The police in Canada are often linked to the benevolent and law-upholding image of the Royal Canadian Mounted Police. And yet in the post-9/11 and Edward Snowdon era, the role that the state plays in securing and supervising its citizens has drawn increasing public criticism. Moreover, as Canada struggles to come to terms with ongoing discrimination against Indigenous peoples by security forces, the role of the police in Canada has come under increasing scrutiny. Studying the history of policing will shed light on these issues and provide a better understanding of the cultural and political history of Canada more generally. In this course students will meet agents of the state: border guards, municipal constables, secret agents, and police administrators.
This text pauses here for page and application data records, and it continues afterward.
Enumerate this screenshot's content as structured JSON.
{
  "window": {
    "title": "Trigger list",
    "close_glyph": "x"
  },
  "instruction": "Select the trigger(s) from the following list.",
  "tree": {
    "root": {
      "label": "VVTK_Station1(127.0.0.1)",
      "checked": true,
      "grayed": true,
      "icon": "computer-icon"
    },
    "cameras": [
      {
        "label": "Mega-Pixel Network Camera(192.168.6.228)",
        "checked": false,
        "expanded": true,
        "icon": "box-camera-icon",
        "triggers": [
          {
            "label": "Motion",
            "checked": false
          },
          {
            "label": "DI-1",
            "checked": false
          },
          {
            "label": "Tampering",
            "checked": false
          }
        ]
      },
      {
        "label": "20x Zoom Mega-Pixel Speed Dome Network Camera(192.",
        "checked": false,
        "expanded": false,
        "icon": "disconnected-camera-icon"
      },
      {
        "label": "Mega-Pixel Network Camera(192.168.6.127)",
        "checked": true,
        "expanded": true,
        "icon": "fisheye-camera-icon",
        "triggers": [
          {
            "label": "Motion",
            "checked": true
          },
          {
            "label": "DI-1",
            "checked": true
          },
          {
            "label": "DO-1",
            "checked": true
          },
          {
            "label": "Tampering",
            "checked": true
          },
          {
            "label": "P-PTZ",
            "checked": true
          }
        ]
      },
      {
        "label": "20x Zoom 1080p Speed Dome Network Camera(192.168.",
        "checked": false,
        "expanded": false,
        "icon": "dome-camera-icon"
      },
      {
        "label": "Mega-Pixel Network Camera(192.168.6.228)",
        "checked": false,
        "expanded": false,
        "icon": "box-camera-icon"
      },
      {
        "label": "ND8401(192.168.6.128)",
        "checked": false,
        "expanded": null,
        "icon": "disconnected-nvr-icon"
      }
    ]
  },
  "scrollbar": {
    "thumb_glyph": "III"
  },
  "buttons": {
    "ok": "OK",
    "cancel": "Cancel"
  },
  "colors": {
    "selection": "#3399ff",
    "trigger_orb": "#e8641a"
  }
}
They will consider how society responded, and see how groups resisted efforts to police them, including the plains Cree and other Indigenous peoples in the 19th century and the Mohawks of Oka in the 20th, striking workers, immigrants, the unemployed, feminists, LGBTQ individuals and university students. Key topics include municipal policing, border control, Indigenous resistance, cold war spies, and terrorism. Finally, Students will be asked to consider arguments for and against the increasing role played by the police in the “Peace, Order and Good Government” of Canada.

Department of History, Queen's University

49 Bader Lane, Watson Hall 212
Kingston ON K7L 3N6




Queen's University is situated on traditional Haudenosaunee and Anishinaabe territory.